Exercise material:
# # # #

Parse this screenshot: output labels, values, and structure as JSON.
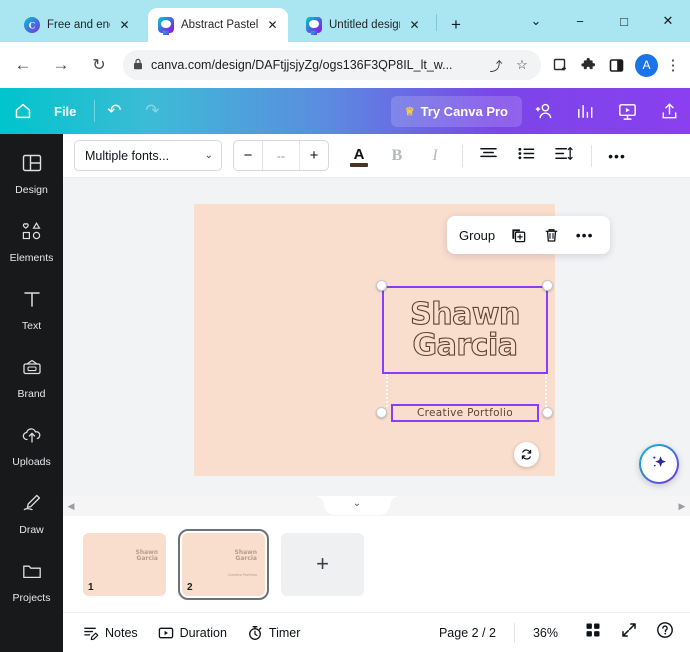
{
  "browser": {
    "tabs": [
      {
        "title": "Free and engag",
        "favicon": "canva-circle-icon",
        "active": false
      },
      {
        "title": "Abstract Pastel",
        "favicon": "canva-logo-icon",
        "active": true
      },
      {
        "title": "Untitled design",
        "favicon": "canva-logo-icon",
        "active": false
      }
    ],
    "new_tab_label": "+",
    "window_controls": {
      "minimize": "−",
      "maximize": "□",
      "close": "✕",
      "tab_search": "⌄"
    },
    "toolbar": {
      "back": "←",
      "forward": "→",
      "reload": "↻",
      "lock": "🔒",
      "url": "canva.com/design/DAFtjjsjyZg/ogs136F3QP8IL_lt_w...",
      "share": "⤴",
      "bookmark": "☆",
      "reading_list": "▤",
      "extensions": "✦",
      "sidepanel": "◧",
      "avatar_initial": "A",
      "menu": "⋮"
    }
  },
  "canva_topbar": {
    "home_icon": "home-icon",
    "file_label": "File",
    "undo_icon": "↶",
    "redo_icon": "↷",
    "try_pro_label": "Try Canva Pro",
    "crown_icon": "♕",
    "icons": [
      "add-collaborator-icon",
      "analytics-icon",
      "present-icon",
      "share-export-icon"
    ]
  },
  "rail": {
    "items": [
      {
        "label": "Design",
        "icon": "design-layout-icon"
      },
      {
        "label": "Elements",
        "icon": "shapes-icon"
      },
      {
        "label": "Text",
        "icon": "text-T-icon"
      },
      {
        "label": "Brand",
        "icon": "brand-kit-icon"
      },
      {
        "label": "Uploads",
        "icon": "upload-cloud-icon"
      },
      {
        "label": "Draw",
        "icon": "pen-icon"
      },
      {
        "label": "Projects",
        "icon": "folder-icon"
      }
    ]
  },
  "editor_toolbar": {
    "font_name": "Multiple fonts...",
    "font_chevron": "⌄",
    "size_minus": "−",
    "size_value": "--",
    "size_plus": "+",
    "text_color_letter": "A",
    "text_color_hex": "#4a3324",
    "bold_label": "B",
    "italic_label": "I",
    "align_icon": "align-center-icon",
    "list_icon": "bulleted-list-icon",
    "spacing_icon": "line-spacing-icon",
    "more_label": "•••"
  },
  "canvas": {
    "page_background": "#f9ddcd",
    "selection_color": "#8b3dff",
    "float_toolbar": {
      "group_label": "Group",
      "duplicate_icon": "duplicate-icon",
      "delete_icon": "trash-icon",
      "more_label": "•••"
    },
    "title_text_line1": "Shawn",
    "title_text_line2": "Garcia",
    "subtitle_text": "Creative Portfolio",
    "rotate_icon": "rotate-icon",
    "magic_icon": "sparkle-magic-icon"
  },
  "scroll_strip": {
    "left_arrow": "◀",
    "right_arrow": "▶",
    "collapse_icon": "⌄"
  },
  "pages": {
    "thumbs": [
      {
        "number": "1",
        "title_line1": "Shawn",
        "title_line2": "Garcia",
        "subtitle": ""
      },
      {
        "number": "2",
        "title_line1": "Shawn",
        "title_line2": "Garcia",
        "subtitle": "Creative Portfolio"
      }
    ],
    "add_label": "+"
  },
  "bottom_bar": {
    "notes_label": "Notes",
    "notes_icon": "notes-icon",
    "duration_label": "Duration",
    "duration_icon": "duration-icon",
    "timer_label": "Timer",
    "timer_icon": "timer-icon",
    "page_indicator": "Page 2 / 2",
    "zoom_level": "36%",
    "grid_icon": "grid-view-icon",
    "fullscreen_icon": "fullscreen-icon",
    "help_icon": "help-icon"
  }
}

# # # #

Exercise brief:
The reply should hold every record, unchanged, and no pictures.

Task solution:
Parse this screenshot: output labels, values, and structure as JSON.
{
  "browser": {
    "tabs": [
      {
        "title": "Free and engag",
        "favicon": "canva-circle-icon",
        "active": false
      },
      {
        "title": "Abstract Pastel",
        "favicon": "canva-logo-icon",
        "active": true
      },
      {
        "title": "Untitled design",
        "favicon": "canva-logo-icon",
        "active": false
      }
    ],
    "new_tab_label": "+",
    "window_controls": {
      "minimize": "−",
      "maximize": "□",
      "close": "✕",
      "tab_search": "⌄"
    },
    "toolbar": {
      "back": "←",
      "forward": "→",
      "reload": "↻",
      "lock": "🔒",
      "url": "canva.com/design/DAFtjjsjyZg/ogs136F3QP8IL_lt_w...",
      "share": "⤴",
      "bookmark": "☆",
      "reading_list": "▤",
      "extensions": "✦",
      "sidepanel": "◧",
      "avatar_initial": "A",
      "menu": "⋮"
    }
  },
  "canva_topbar": {
    "home_icon": "home-icon",
    "file_label": "File",
    "undo_icon": "↶",
    "redo_icon": "↷",
    "try_pro_label": "Try Canva Pro",
    "crown_icon": "♕",
    "icons": [
      "add-collaborator-icon",
      "analytics-icon",
      "present-icon",
      "share-export-icon"
    ]
  },
  "rail": {
    "items": [
      {
        "label": "Design",
        "icon": "design-layout-icon"
      },
      {
        "label": "Elements",
        "icon": "shapes-icon"
      },
      {
        "label": "Text",
        "icon": "text-T-icon"
      },
      {
        "label": "Brand",
        "icon": "brand-kit-icon"
      },
      {
        "label": "Uploads",
        "icon": "upload-cloud-icon"
      },
      {
        "label": "Draw",
        "icon": "pen-icon"
      },
      {
        "label": "Projects",
        "icon": "folder-icon"
      }
    ]
  },
  "editor_toolbar": {
    "font_name": "Multiple fonts...",
    "font_chevron": "⌄",
    "size_minus": "−",
    "size_value": "--",
    "size_plus": "+",
    "text_color_letter": "A",
    "text_color_hex": "#4a3324",
    "bold_label": "B",
    "italic_label": "I",
    "align_icon": "align-center-icon",
    "list_icon": "bulleted-list-icon",
    "spacing_icon": "line-spacing-icon",
    "more_label": "•••"
  },
  "canvas": {
    "page_background": "#f9ddcd",
    "selection_color": "#8b3dff",
    "float_toolbar": {
      "group_label": "Group",
      "duplicate_icon": "duplicate-icon",
      "delete_icon": "trash-icon",
      "more_label": "•••"
    },
    "title_text_line1": "Shawn",
    "title_text_line2": "Garcia",
    "subtitle_text": "Creative Portfolio",
    "rotate_icon": "rotate-icon",
    "magic_icon": "sparkle-magic-icon"
  },
  "scroll_strip": {
    "left_arrow": "◀",
    "right_arrow": "▶",
    "collapse_icon": "⌄"
  },
  "pages": {
    "thumbs": [
      {
        "number": "1",
        "title_line1": "Shawn",
        "title_line2": "Garcia",
        "subtitle": ""
      },
      {
        "number": "2",
        "title_line1": "Shawn",
        "title_line2": "Garcia",
        "subtitle": "Creative Portfolio"
      }
    ],
    "add_label": "+"
  },
  "bottom_bar": {
    "notes_label": "Notes",
    "notes_icon": "notes-icon",
    "duration_label": "Duration",
    "duration_icon": "duration-icon",
    "timer_label": "Timer",
    "timer_icon": "timer-icon",
    "page_indicator": "Page 2 / 2",
    "zoom_level": "36%",
    "grid_icon": "grid-view-icon",
    "fullscreen_icon": "fullscreen-icon",
    "help_icon": "help-icon"
  }
}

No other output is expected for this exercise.